Further in my research, I find out it is less certain whether putting coffee grounds straight into the soil is beneficial; the over-riding opinion seems to be it’s better to install a compost heap/bin and add the coffee to that where it will be properly broken down. (However, at least one poster claims that mulching roses directly with coffee grounds increases the blooms.) We have been considering getting a compost bin for a while; in fact, I can’t believe we haven’t sorted one out yet. I shall add that to my never-ending To Do list.
I planted two dark-leaved primulas in the front garden over the autumn. Frankly, they didn’t look as if they’d last the test of time as I’d picked them up in a bargain sale. But, despite their dainty appearance, they’ve proven themselves survivors. They are related to the primrose, one of my favourite flowers. Primroses remind me of my childhood, partly because of a collection of Cicely Mary Barker Flower Fairy books that I loved. My Mum had a book from her own childhood that she passed onto me. And, although the pages were falling apart, this didn’t detract from the exquisite illustrations. For nostalgic reasons, primroses are another flower I want to bring en masse into my garden.
This Saturday I was having lunch with a friend in town so, Dan looked after the children. As well as taking them to activities, he got busy in the kitchen making wholemeal pizzas from scratch for lunch. It turned out to be one of the warmest days we’ve had in a while. When I returned home Dan had cleaned the barbecue. He’d opened a cold beer and was unpeeling packs of veggie burgers (for our eldest son, his veggie double burger he put together himself as pictured) and steaks. The first barbecue of the year is always significant; the wafts of delicious smoke as the steaks sizzle especially mouth-watering. We didn’t eat alfresco; we don’t have a picnic table as yet. But food cooked outside always tastes good, doesn’t it?
The middle child (I suggested I give him a nickname for the purposes of this blog but he wasn’t keen on my idea) was off school today, recovering from a virus. The event of the day was watching the solar eclipse on television in the family room. When Dan took the other children to school he said the birds were singing, as if the darkening light had confused them.

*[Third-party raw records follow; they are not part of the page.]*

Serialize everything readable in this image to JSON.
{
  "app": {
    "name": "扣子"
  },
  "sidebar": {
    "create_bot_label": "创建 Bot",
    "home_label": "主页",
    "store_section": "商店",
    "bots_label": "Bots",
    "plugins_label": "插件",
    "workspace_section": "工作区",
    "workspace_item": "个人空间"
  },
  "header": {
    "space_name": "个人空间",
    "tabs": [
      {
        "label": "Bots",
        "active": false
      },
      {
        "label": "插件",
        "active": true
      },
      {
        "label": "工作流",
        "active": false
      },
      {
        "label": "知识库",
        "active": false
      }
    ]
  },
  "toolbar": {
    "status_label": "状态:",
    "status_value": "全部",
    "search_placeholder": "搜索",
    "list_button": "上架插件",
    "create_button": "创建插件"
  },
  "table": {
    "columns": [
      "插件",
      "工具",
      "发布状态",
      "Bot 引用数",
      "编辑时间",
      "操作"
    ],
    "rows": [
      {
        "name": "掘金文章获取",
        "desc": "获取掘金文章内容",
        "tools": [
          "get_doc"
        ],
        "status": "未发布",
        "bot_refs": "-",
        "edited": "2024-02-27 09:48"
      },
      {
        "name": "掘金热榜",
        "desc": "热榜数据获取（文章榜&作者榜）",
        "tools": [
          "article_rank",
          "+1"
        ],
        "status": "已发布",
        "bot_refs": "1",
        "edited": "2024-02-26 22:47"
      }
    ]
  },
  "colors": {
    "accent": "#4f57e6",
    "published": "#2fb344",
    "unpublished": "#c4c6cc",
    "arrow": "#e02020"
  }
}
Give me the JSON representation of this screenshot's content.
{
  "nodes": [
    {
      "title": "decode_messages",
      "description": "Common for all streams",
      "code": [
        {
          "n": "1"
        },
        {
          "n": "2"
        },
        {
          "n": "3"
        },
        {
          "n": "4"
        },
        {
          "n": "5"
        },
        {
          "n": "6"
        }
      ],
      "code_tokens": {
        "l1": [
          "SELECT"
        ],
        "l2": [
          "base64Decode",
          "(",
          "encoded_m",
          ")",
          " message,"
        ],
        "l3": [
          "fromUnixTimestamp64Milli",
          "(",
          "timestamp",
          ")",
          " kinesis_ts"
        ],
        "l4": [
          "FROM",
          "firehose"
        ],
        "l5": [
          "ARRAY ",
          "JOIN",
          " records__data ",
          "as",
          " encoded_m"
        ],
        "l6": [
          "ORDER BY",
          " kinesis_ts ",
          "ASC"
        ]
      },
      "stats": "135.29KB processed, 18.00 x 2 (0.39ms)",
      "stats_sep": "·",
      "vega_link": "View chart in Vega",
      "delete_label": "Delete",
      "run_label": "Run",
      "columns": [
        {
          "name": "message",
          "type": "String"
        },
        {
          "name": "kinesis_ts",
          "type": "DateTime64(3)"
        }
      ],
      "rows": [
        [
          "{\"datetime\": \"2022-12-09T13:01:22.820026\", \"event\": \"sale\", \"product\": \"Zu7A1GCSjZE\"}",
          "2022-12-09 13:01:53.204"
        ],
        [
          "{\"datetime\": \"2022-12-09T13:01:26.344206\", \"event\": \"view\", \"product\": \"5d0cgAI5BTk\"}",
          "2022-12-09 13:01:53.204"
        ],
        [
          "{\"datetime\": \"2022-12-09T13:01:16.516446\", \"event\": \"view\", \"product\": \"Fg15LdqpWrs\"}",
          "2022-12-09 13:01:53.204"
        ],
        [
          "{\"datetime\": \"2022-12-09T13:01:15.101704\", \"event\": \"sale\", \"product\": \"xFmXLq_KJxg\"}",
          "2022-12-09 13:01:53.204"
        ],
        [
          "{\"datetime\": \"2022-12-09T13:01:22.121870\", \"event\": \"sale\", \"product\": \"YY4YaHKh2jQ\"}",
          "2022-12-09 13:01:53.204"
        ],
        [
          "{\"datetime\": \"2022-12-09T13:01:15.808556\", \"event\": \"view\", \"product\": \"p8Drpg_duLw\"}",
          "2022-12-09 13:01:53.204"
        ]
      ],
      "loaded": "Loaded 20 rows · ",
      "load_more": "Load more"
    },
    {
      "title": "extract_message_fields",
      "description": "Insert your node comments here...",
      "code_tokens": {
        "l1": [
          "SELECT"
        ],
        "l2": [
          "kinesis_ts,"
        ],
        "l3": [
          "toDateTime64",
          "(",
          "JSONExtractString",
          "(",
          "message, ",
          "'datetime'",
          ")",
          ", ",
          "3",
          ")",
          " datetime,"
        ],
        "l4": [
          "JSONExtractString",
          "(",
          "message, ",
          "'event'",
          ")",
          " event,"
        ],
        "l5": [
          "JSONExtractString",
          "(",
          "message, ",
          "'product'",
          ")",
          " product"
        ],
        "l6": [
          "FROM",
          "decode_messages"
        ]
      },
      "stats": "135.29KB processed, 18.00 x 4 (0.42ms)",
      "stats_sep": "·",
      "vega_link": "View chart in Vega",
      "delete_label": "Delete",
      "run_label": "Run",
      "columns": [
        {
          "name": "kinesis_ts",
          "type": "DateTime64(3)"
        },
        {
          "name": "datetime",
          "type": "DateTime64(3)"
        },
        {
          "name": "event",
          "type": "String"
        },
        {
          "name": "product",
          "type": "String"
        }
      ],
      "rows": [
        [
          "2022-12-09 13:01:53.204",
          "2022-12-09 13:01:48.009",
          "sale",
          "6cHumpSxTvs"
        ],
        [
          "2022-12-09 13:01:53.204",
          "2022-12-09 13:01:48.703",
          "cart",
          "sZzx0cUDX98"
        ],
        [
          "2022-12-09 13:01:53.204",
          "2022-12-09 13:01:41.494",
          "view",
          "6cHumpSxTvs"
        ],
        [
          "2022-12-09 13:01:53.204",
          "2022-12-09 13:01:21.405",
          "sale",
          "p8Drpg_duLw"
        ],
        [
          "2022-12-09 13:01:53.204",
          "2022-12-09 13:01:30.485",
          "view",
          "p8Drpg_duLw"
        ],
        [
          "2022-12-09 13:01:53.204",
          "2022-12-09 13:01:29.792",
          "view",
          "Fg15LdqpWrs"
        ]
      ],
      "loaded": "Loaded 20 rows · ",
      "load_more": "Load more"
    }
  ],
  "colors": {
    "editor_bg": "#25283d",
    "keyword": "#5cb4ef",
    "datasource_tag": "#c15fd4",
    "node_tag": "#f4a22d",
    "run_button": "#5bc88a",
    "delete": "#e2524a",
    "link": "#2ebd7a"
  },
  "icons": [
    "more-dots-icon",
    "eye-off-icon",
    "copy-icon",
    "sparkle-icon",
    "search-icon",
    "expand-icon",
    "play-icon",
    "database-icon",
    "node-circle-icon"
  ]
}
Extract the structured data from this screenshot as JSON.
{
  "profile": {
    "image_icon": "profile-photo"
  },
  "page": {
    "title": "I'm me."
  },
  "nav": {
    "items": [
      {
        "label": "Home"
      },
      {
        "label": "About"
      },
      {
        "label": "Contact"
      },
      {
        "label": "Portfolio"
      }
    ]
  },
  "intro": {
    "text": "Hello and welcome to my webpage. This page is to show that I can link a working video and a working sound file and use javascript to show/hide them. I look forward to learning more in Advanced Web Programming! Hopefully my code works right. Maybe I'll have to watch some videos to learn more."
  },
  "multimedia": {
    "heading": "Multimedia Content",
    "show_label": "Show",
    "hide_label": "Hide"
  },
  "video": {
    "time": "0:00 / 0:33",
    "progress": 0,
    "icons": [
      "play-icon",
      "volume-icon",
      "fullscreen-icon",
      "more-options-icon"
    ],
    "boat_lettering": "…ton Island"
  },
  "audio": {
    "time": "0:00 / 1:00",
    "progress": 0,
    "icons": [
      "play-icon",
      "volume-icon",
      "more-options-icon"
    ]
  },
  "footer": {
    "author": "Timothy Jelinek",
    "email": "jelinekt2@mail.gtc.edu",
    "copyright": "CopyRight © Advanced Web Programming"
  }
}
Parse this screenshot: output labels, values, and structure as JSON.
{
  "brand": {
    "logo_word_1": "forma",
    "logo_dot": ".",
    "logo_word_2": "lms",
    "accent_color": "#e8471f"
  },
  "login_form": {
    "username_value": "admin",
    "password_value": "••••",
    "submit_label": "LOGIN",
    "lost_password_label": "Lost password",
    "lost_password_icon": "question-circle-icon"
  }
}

Later, while my son busied himself painting miniature science fiction models, I decided to get stuck into weeding the patio beds. I love bluebells but, I don’t want them choking the alpines. So I made a first attempt at removing them. I was disappointed to see a number of the succulents I planted last year have not survived and, the largest alpine bed is not looking as impressive as I had hoped. Admittedly, the half-painted wall behind it doesn’t help the overall appearance.
The Cottage Garden border has fared better. There’s a satisfying scattering of buttery-yellow daffodils and a pretty spread of crocuses. The mulch and leaves we dumped on this bed have largely kept the weeds in check and, although, I had secretly hoped for more after all the bulb-planting, there is still, real improvement.
I enjoyed pottering about this afternoon, dreaming up plans for the garden, imagining how it might eventually look. The weather has recently become milder and, I am finding this is a great incentive in persuading me to spend longer outdoors!
The garden has a somewhat abandoned look about it at the moment; children’s broken plastic toys are discarded in flowerbeds, paint is peeling like sunburnt skin from patio walls and slimy moss clings to the surface of steps, making the short journey onto our lawn ice-rink treacherous.
It’s pleasing then, to see long-awaited crocuses appearing from their grass-like leaves; purple, yellow, cream. Though my reason for planting them is, simply, that they look bright and cheerful, apparently they also attract bees. With little maintenance required, it’s no surprise the crocus is the mainstay of virtually every suburban garden in my vicinity.
While some of my neighbours’ gardens seem to be bursting with purple crocuses and delicate snowdrops, my own green space is slow to show signs of change. There are tell-tale green shoots appearing but few flowers, except for two clusters of snowdrops (Galanthus) in the Cottage Garden border.